Born with severe kidney disease, Ilara has been a member of the disability community their entire life in many capacities. Their observations of the injustices experienced by folx with disabilities was their first introduction into seeing the need for advocacy. With time, they have gained the deeply held awareness that justice work must be intersectional work. It is this awareness and their creative ability to think out of the box that Ilara is most excited to contribute to the Accessibility Advisory Committee.
Marcy Vautour is a resident of Edmonton, AB. She has more than a decade of experience in advocacy, non-profits, and housing. She has been a powerful voice for those with disabilities. She has a strong interest in accessibility stemming from her own experiences as a person who has been hard of hearing since birth.
Marcy is also the Founder and CEO of Healthy Healing Coaches Ltd that gives a voice to the voiceless. They provide coaching to those with a disability.
Marcy Vautour is on the Board of Directors for CHHA — Edmonton (Canadian Hard of Hearing Association) and she is a stride advocate for John Humphrey Centre for Peace & Human Rights. She is a Director (Sponsorship) for Women in Bloom.

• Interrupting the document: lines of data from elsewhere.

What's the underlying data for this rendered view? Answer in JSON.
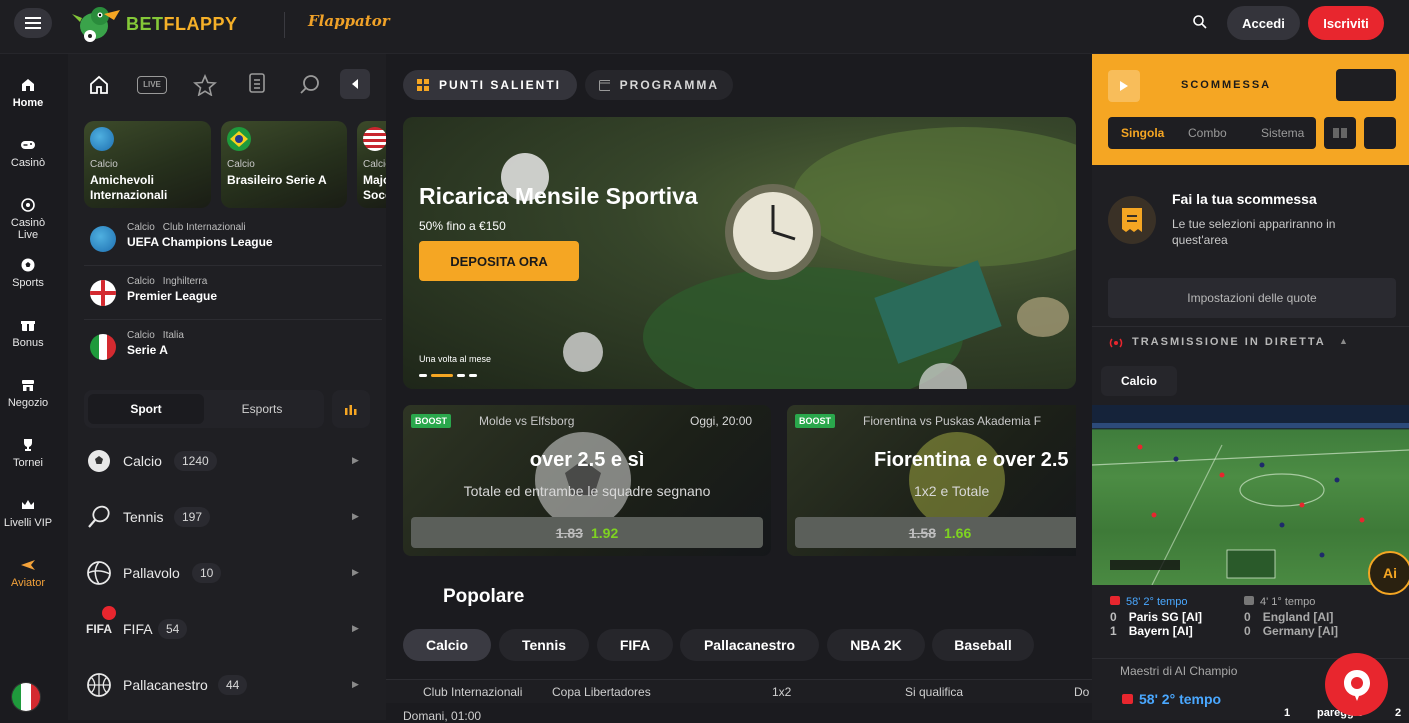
{
  "header": {
    "logo_text_a": "BET",
    "logo_text_b": "FLAPPY",
    "flappator": "Flappator",
    "login": "Accedi",
    "register": "Iscriviti",
    "colors": {
      "accent": "#f5a623",
      "register": "#e8262e",
      "brand_green": "#84c838"
    }
  },
  "nav": [
    {
      "label": "Home",
      "icon": "home-icon"
    },
    {
      "label": "Casinò",
      "icon": "gamepad-icon"
    },
    {
      "label": "Casinò Live",
      "icon": "live-casino-icon"
    },
    {
      "label": "Sports",
      "icon": "soccer-ball-icon"
    },
    {
      "label": "Bonus",
      "icon": "gift-icon"
    },
    {
      "label": "Negozio",
      "icon": "shop-icon"
    },
    {
      "label": "Tornei",
      "icon": "trophy-icon"
    },
    {
      "label": "Livelli VIP",
      "icon": "crown-icon"
    },
    {
      "label": "Aviator",
      "icon": "plane-icon"
    }
  ],
  "sports_toolbar": {
    "live": "LIVE"
  },
  "featured_cards": [
    {
      "sport": "Calcio",
      "name": "Amichevoli Internazionali"
    },
    {
      "sport": "Calcio",
      "name": "Brasileiro Serie A"
    },
    {
      "sport": "Calcio",
      "name": "Majo Socc"
    }
  ],
  "leagues": [
    {
      "sport": "Calcio",
      "region": "Club Internazionali",
      "name": "UEFA Champions League"
    },
    {
      "sport": "Calcio",
      "region": "Inghilterra",
      "name": "Premier League"
    },
    {
      "sport": "Calcio",
      "region": "Italia",
      "name": "Serie A"
    }
  ],
  "sports_tabs": {
    "sport": "Sport",
    "esports": "Esports"
  },
  "sports_list": [
    {
      "name": "Calcio",
      "count": "1240"
    },
    {
      "name": "Tennis",
      "count": "197"
    },
    {
      "name": "Pallavolo",
      "count": "10"
    },
    {
      "name": "FIFA",
      "count": "54"
    },
    {
      "name": "Pallacanestro",
      "count": "44"
    }
  ],
  "main_tabs": {
    "highlights": "PUNTI SALIENTI",
    "schedule": "PROGRAMMA"
  },
  "hero": {
    "title": "Ricarica Mensile Sportiva",
    "subtitle": "50% fino a €150",
    "cta": "DEPOSITA ORA",
    "note": "Una volta al mese"
  },
  "boosts": [
    {
      "badge": "BOOST",
      "match": "Molde vs Elfsborg",
      "time": "Oggi, 20:00",
      "title": "over 2.5 e sì",
      "desc": "Totale ed entrambe le squadre segnano",
      "old_odds": "1.83",
      "new_odds": "1.92"
    },
    {
      "badge": "BOOST",
      "match": "Fiorentina vs Puskas Akademia F",
      "time": "",
      "title": "Fiorentina e over 2.5",
      "desc": "1x2 e Totale",
      "old_odds": "1.58",
      "new_odds": "1.66"
    }
  ],
  "popular": {
    "title": "Popolare",
    "chips": [
      "Calcio",
      "Tennis",
      "FIFA",
      "Pallacanestro",
      "NBA 2K",
      "Baseball"
    ]
  },
  "table_header": {
    "col1": "Club Internazionali",
    "col2": "Copa Libertadores",
    "col3": "1x2",
    "col4": "Si qualifica",
    "col5": "Do",
    "row_time": "Domani, 01:00"
  },
  "betslip": {
    "title": "SCOMMESSA",
    "tabs": [
      "Singola",
      "Combo",
      "Sistema"
    ],
    "empty_title": "Fai la tua scommessa",
    "empty_desc": "Le tue selezioni appariranno in quest'area",
    "odds_settings": "Impostazioni delle quote"
  },
  "live_stream": {
    "title": "TRASMISSIONE IN DIRETTA",
    "sport": "Calcio",
    "ai_label": "Ai",
    "matches": [
      {
        "time": "58' 2° tempo",
        "home_score": "0",
        "home": "Paris SG [AI]",
        "away_score": "1",
        "away": "Bayern [AI]"
      },
      {
        "time": "4' 1° tempo",
        "home_score": "0",
        "home": "England [AI]",
        "away_score": "0",
        "away": "Germany [AI]"
      }
    ],
    "league_row": "Maestri di AI Champio",
    "bottom_time": "58' 2° tempo",
    "bottom_col1": "1",
    "bottom_col2": "pareggio",
    "bottom_col3": "2"
  }
}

She is also a motivational speaker and speaks at conferences and online on numerous topics facing people with disabilities, including, employment, finding your voice, accessibility, and homelessness.
Marcy is a Pomeranian enthusiast, and a novice ukulele player.
Born and raised in Edmonton, Zachary has been featured in the media as a spokesperson on disability issues since he was 18. He has consulted on a variety of building developments, including the Glenrose's Bill Black Auditorium, the Walterdale Theatre and Rogers Place. Zachary was a recipient of the Queen’s Diamond Jubilee Medal in 2012 and is an alumnus of the Governor General’s Canadian Leadership Conference. He was co-chair of the International Day of Persons with Disabilities planning committee in Edmonton from 2011 to 2014. He has been an active member of the City of Edmonton’s Accessibility Advisory Committee (AAC) since 2013, serving as chair of the Community Engagement Committee until 2016, and then as chair of the AAC until 2019. His personal interests include cheering on the Edmonton Oilers and spending quality time with his wife and family.